"We believed in the system. We fought legislatively to have our voices heard, and we can't wait for the Legislature to become comfortable with my medication, with [multiple sclerosis] patients' medication, with cancer patients' medication," said Christine Stenquist, president and co-founder of TRUCE. "If the Legislature won't listen, we will take it to the people."
The challenge of getting the measure on the ballot this year will be severe and the time frame short for supporters.
They have until April 15 to file their initiative, get a legal and fiscal review on the measure, hold a series of seven town hall meetings around the state, all before they can begin gathering the 101,744 signatures 10 percent of the voters in 26 of the 29 Senate districts needed to put the initiative on November's ballot.
But David Kirkham, owner of Kirkham Motorsports and a co-founder of Utah's tea party movement, said supporters have lined up financial commitments from several wealthy and prominent Utahns, including Overstock.com CEO Patrick Byrne, XMission founder Pete Ashdown and tech millionaire and philanthropist Bruce Bastian.
They also have backing from political consultant Peter Valcarce; California-based tech investor Scott Banister, who backed legalization efforts in Colorado; and have hired Sierra Pacific Strategies, a consulting firm that has successfully passed 13 ballot initiatives across the country.
"Do we expect sick people to do this, or are we going to help them?" Kirkham said. "I mean, God forbid we're in their place."
Since 1960, 20 initiatives and referendums have made it to the ballot, six of which were approved. The most recent was the 2007 referendum repealing Utah's school-vouchers law.
Madsen's measure is expected to come up for a vote this week, along with a competing bill, SB89, sponsored by Sen. Evan Vickers, R-Cedar City, and Rep. Brad Daw, R-Orem.
The Vickers bill, which the LDS Church has not objected to, does not allow marijuana extracts that contain THC the psychoactive chemical in marijuana includes fewer ailments, and does not protect parents who use the medications for them or their children.
Stenquist said the Vickers bill "truly does nothing for us patients," adding that she anticipates filing the initiative with the lieutenant governor's office by week's end.

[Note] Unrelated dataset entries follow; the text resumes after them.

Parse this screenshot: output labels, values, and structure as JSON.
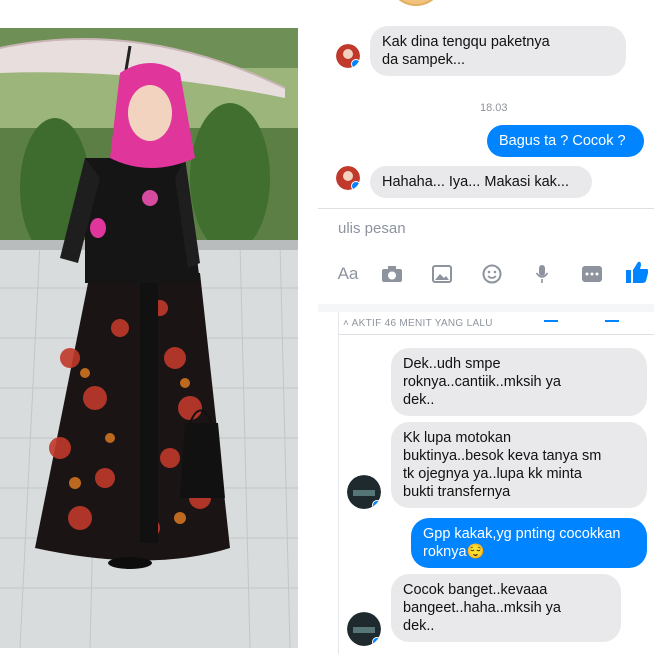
{
  "top_chat": {
    "messages": [
      {
        "from": "them",
        "text": "Kak dina tengqu paketnya\nda sampek..."
      },
      {
        "from": "me",
        "text": "Bagus ta ? Cocok ?"
      },
      {
        "from": "them",
        "text": "Hahaha... Iya... Makasi kak..."
      }
    ],
    "timestamp": "18.03",
    "composer_placeholder": "ulis pesan",
    "toolbar": {
      "aa_label": "Aa",
      "icons": [
        "camera-icon",
        "gallery-icon",
        "emoji-icon",
        "microphone-icon",
        "more-icon",
        "thumbs-up-icon"
      ]
    }
  },
  "bottom_chat": {
    "active_status": "AKTIF 46 MENIT YANG LALU",
    "messages": [
      {
        "from": "them",
        "text": "Dek..udh smpe\nroknya..cantiik..mksih ya\ndek.."
      },
      {
        "from": "them",
        "text": "Kk lupa motokan\nbuktinya..besok keva tanya sm\ntk ojegnya ya..lupa kk minta\nbukti transfernya"
      },
      {
        "from": "me",
        "text": "Gpp kakak,yg pnting cocokkan\nroknya😌"
      },
      {
        "from": "them",
        "text": "Cocok banget..kevaaa\nbangeet..haha..mksih ya\ndek.."
      }
    ]
  },
  "colors": {
    "messenger_blue": "#0084ff",
    "incoming_bubble": "#e9e9eb",
    "hijab": "#e0359b",
    "skirt_base": "#1a1414",
    "skirt_pattern": "#c0392b"
  }
}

Enedina Stanger, who suffers from a rare disease that attacks her joints, allowing her limbs to dislocate and causing intense pain, said she was sad the Legislature appears unlikely to pass the Madsen bill, because it protects parents like her from losing custody of their children if they use medical marijuana.
Stanger was arrested in October for using medical marijuana for her condition. She has since uprooted her family and moved to Colorado, where she can use the drug legally.
"At the same time, it's just a little battle and it's a big, big war we're fighting, and it's a lot of people and a lot of re-education and rethinking," she said. "So if this is the step we have to take as patients and if this initiative is going to help us, then that's what we're looking for."
Dallas Sainsbury, who suffers from Crohn's disease and has used medical marijuana to supplant the opioid medications she had been prescribed, said that, for some patients, legalizing medical marijuana is an urgent issue and it is disappointing the Legislature appears unlikely to act.
"There are a lot of people who don't have time to wait for stuff like this to happen," she said. "There are some people who want this to pass that won't be here by November [for the ballot initiative], so I wish that we had better odds at this point for it to pass [the Legislature]."
Getting the signatures for the ballot can be done, she said, but it makes people wait longer than if the Legislature acted.